(Beginning of DATA PROVIDED)

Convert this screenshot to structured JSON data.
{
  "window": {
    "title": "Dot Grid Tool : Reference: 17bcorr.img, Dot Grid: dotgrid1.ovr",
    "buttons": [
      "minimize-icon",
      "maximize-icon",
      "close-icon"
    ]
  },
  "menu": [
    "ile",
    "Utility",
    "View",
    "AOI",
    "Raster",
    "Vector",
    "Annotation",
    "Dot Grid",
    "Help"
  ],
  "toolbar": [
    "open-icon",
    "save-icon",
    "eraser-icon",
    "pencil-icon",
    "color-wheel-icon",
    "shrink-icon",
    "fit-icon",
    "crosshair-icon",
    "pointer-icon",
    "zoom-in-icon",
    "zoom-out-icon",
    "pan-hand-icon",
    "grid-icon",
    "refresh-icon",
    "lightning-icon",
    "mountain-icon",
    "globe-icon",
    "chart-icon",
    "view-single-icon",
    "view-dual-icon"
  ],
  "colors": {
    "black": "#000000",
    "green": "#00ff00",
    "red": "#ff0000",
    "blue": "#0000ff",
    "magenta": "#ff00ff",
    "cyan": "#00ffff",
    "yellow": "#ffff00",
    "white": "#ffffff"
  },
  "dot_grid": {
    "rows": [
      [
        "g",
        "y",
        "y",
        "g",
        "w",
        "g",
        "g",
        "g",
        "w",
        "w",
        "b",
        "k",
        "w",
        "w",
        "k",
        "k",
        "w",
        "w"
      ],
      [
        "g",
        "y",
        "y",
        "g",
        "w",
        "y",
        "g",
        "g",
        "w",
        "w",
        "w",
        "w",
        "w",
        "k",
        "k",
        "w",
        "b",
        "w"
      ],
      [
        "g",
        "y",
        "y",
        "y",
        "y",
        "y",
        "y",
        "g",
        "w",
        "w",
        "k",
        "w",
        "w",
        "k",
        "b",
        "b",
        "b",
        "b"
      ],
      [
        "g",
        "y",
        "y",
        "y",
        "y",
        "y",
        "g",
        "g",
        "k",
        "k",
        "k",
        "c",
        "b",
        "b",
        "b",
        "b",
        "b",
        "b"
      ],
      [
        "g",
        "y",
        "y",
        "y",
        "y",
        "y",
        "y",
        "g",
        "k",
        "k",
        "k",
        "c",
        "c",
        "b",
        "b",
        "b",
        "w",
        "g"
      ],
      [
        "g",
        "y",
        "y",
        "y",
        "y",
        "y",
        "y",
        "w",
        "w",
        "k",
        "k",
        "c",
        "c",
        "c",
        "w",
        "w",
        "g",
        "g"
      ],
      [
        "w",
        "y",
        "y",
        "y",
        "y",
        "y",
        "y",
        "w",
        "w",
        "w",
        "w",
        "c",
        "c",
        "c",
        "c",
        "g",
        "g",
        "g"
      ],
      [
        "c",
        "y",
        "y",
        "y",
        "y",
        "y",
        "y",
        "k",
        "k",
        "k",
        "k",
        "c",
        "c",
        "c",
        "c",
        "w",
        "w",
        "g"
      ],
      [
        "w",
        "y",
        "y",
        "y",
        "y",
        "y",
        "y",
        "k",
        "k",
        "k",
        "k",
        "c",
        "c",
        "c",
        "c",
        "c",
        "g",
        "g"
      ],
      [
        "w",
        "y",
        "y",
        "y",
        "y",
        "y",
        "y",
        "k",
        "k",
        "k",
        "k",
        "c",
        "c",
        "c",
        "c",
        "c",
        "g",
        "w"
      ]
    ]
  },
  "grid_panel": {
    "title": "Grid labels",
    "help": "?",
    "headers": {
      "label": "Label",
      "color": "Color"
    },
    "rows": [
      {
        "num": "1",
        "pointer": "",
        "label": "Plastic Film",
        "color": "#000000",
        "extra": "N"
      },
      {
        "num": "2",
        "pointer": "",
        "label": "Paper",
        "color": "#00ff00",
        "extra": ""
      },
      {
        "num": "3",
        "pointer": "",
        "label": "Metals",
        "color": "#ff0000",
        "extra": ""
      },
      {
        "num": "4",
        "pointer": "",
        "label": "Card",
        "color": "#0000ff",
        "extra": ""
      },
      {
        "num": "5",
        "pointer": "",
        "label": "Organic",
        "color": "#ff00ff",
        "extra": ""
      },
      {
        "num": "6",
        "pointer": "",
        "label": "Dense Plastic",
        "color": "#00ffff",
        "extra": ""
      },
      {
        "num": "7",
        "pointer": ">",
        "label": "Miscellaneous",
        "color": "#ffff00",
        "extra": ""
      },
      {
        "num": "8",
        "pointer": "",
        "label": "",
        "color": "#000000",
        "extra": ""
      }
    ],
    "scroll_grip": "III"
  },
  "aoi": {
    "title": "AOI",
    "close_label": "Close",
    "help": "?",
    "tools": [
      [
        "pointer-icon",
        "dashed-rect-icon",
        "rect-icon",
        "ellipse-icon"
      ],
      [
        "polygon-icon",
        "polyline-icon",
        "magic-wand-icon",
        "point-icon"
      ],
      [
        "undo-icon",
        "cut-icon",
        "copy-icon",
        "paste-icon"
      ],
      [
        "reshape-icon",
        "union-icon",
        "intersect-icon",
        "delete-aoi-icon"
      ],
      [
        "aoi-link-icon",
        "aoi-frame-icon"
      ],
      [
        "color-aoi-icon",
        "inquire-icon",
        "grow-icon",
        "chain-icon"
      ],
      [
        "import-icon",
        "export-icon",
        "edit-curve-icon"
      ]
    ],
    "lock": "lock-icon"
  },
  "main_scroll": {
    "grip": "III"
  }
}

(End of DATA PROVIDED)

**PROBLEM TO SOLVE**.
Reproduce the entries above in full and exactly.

**YOUR RESPONSE**.
Convert this screenshot to structured JSON data.
{
  "window": {
    "title": "Dot Grid Tool : Reference: 17bcorr.img, Dot Grid: dotgrid1.ovr",
    "buttons": [
      "minimize-icon",
      "maximize-icon",
      "close-icon"
    ]
  },
  "menu": [
    "ile",
    "Utility",
    "View",
    "AOI",
    "Raster",
    "Vector",
    "Annotation",
    "Dot Grid",
    "Help"
  ],
  "toolbar": [
    "open-icon",
    "save-icon",
    "eraser-icon",
    "pencil-icon",
    "color-wheel-icon",
    "shrink-icon",
    "fit-icon",
    "crosshair-icon",
    "pointer-icon",
    "zoom-in-icon",
    "zoom-out-icon",
    "pan-hand-icon",
    "grid-icon",
    "refresh-icon",
    "lightning-icon",
    "mountain-icon",
    "globe-icon",
    "chart-icon",
    "view-single-icon",
    "view-dual-icon"
  ],
  "colors": {
    "black": "#000000",
    "green": "#00ff00",
    "red": "#ff0000",
    "blue": "#0000ff",
    "magenta": "#ff00ff",
    "cyan": "#00ffff",
    "yellow": "#ffff00",
    "white": "#ffffff"
  },
  "dot_grid": {
    "rows": [
      [
        "g",
        "y",
        "y",
        "g",
        "w",
        "g",
        "g",
        "g",
        "w",
        "w",
        "b",
        "k",
        "w",
        "w",
        "k",
        "k",
        "w",
        "w"
      ],
      [
        "g",
        "y",
        "y",
        "g",
        "w",
        "y",
        "g",
        "g",
        "w",
        "w",
        "w",
        "w",
        "w",
        "k",
        "k",
        "w",
        "b",
        "w"
      ],
      [
        "g",
        "y",
        "y",
        "y",
        "y",
        "y",
        "y",
        "g",
        "w",
        "w",
        "k",
        "w",
        "w",
        "k",
        "b",
        "b",
        "b",
        "b"
      ],
      [
        "g",
        "y",
        "y",
        "y",
        "y",
        "y",
        "g",
        "g",
        "k",
        "k",
        "k",
        "c",
        "b",
        "b",
        "b",
        "b",
        "b",
        "b"
      ],
      [
        "g",
        "y",
        "y",
        "y",
        "y",
        "y",
        "y",
        "g",
        "k",
        "k",
        "k",
        "c",
        "c",
        "b",
        "b",
        "b",
        "w",
        "g"
      ],
      [
        "g",
        "y",
        "y",
        "y",
        "y",
        "y",
        "y",
        "w",
        "w",
        "k",
        "k",
        "c",
        "c",
        "c",
        "w",
        "w",
        "g",
        "g"
      ],
      [
        "w",
        "y",
        "y",
        "y",
        "y",
        "y",
        "y",
        "w",
        "w",
        "w",
        "w",
        "c",
        "c",
        "c",
        "c",
        "g",
        "g",
        "g"
      ],
      [
        "c",
        "y",
        "y",
        "y",
        "y",
        "y",
        "y",
        "k",
        "k",
        "k",
        "k",
        "c",
        "c",
        "c",
        "c",
        "w",
        "w",
        "g"
      ],
      [
        "w",
        "y",
        "y",
        "y",
        "y",
        "y",
        "y",
        "k",
        "k",
        "k",
        "k",
        "c",
        "c",
        "c",
        "c",
        "c",
        "g",
        "g"
      ],
      [
        "w",
        "y",
        "y",
        "y",
        "y",
        "y",
        "y",
        "k",
        "k",
        "k",
        "k",
        "c",
        "c",
        "c",
        "c",
        "c",
        "g",
        "w"
      ]
    ]
  },
  "grid_panel": {
    "title": "Grid labels",
    "help": "?",
    "headers": {
      "label": "Label",
      "color": "Color"
    },
    "rows": [
      {
        "num": "1",
        "pointer": "",
        "label": "Plastic Film",
        "color": "#000000",
        "extra": "N"
      },
      {
        "num": "2",
        "pointer": "",
        "label": "Paper",
        "color": "#00ff00",
        "extra": ""
      },
      {
        "num": "3",
        "pointer": "",
        "label": "Metals",
        "color": "#ff0000",
        "extra": ""
      },
      {
        "num": "4",
        "pointer": "",
        "label": "Card",
        "color": "#0000ff",
        "extra": ""
      },
      {
        "num": "5",
        "pointer": "",
        "label": "Organic",
        "color": "#ff00ff",
        "extra": ""
      },
      {
        "num": "6",
        "pointer": "",
        "label": "Dense Plastic",
        "color": "#00ffff",
        "extra": ""
      },
      {
        "num": "7",
        "pointer": ">",
        "label": "Miscellaneous",
        "color": "#ffff00",
        "extra": ""
      },
      {
        "num": "8",
        "pointer": "",
        "label": "",
        "color": "#000000",
        "extra": ""
      }
    ],
    "scroll_grip": "III"
  },
  "aoi": {
    "title": "AOI",
    "close_label": "Close",
    "help": "?",
    "tools": [
      [
        "pointer-icon",
        "dashed-rect-icon",
        "rect-icon",
        "ellipse-icon"
      ],
      [
        "polygon-icon",
        "polyline-icon",
        "magic-wand-icon",
        "point-icon"
      ],
      [
        "undo-icon",
        "cut-icon",
        "copy-icon",
        "paste-icon"
      ],
      [
        "reshape-icon",
        "union-icon",
        "intersect-icon",
        "delete-aoi-icon"
      ],
      [
        "aoi-link-icon",
        "aoi-frame-icon"
      ],
      [
        "color-aoi-icon",
        "inquire-icon",
        "grow-icon",
        "chain-icon"
      ],
      [
        "import-icon",
        "export-icon",
        "edit-curve-icon"
      ]
    ],
    "lock": "lock-icon"
  },
  "main_scroll": {
    "grip": "III"
  }
}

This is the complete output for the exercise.